▶ Goal of the exercise
Copy out each line of the entries where the word "meniu" is present.

▶ Supplied entries
++++++++++++++++++++

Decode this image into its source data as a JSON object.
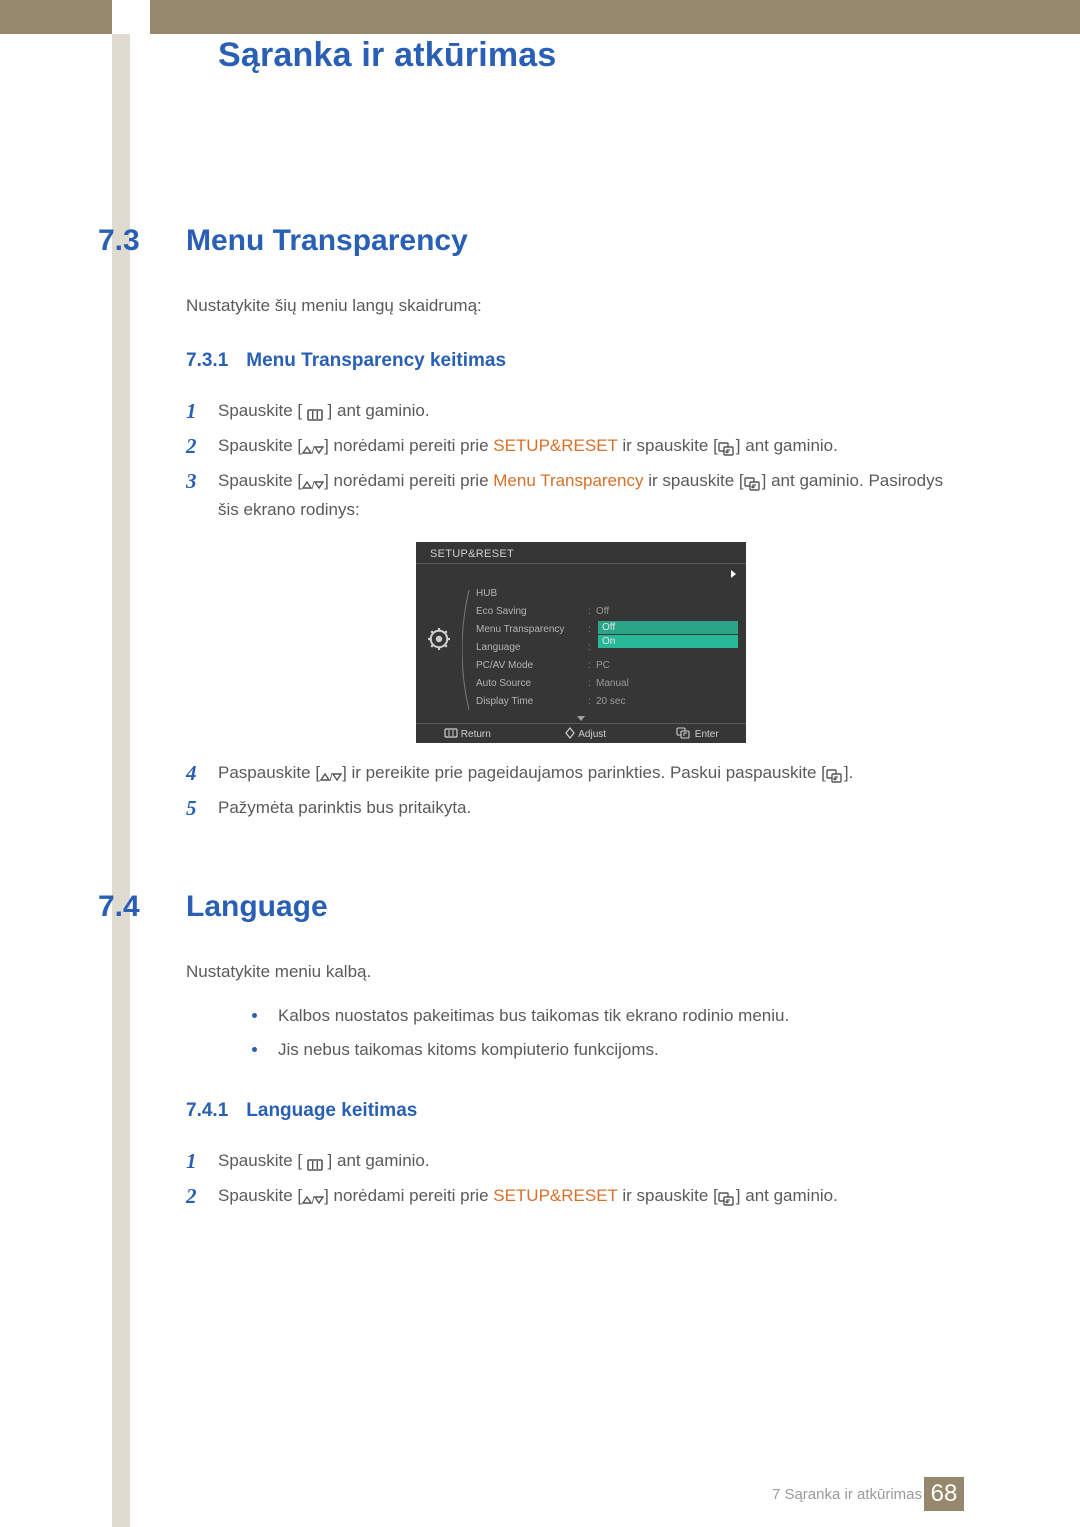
{
  "doc_title": "Sąranka ir atkūrimas",
  "section_7_3": {
    "num": "7.3",
    "title": "Menu Transparency",
    "intro": "Nustatykite šių meniu langų skaidrumą:"
  },
  "sub_7_3_1": {
    "num": "7.3.1",
    "title": "Menu Transparency keitimas"
  },
  "steps_731": {
    "s1": "Spauskite [ ",
    "s1b": " ] ant gaminio.",
    "s2a": "Spauskite [",
    "s2b": "] norėdami pereiti prie ",
    "s2c": "SETUP&RESET",
    "s2d": " ir spauskite [",
    "s2e": "] ant gaminio.",
    "s3a": "Spauskite [",
    "s3b": "] norėdami pereiti prie ",
    "s3c": "Menu Transparency",
    "s3d": " ir spauskite [",
    "s3e": "] ant gaminio. Pasirodys šis ekrano rodinys:",
    "s4a": "Paspauskite [",
    "s4b": "] ir pereikite prie pageidaujamos parinkties. Paskui paspauskite [",
    "s4c": "].",
    "s5": "Pažymėta parinktis bus pritaikyta."
  },
  "osd": {
    "head": "SETUP&RESET",
    "rows": [
      "HUB",
      "Eco Saving",
      "Menu Transparency",
      "Language",
      "PC/AV Mode",
      "Auto Source",
      "Display Time"
    ],
    "vals": {
      "eco": "Off",
      "sel_off": "Off",
      "sel_on": "On",
      "pcav": "PC",
      "autosrc": "Manual",
      "disp": "20 sec"
    },
    "btns": {
      "return": "Return",
      "adjust": "Adjust",
      "enter": "Enter"
    }
  },
  "section_7_4": {
    "num": "7.4",
    "title": "Language",
    "intro": "Nustatykite meniu kalbą."
  },
  "bullets_7_4": {
    "b1": "Kalbos nuostatos pakeitimas bus taikomas tik ekrano rodinio meniu.",
    "b2": "Jis nebus taikomas kitoms kompiuterio funkcijoms."
  },
  "sub_7_4_1": {
    "num": "7.4.1",
    "title": "Language keitimas"
  },
  "steps_741": {
    "s1": "Spauskite [ ",
    "s1b": " ] ant gaminio.",
    "s2a": "Spauskite [",
    "s2b": "] norėdami pereiti prie ",
    "s2c": "SETUP&RESET",
    "s2d": " ir spauskite [",
    "s2e": "] ant gaminio."
  },
  "footer": {
    "section": "7 Sąranka ir atkūrimas",
    "page": "68"
  }
}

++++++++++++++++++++

▶ Reply to the task
    "intro": "Nustatykite šių meniu langų skaidrumą:"
    "intro": "Nustatykite meniu kalbą."
    "b1": "Kalbos nuostatos pakeitimas bus taikomas tik ekrano rodinio meniu.",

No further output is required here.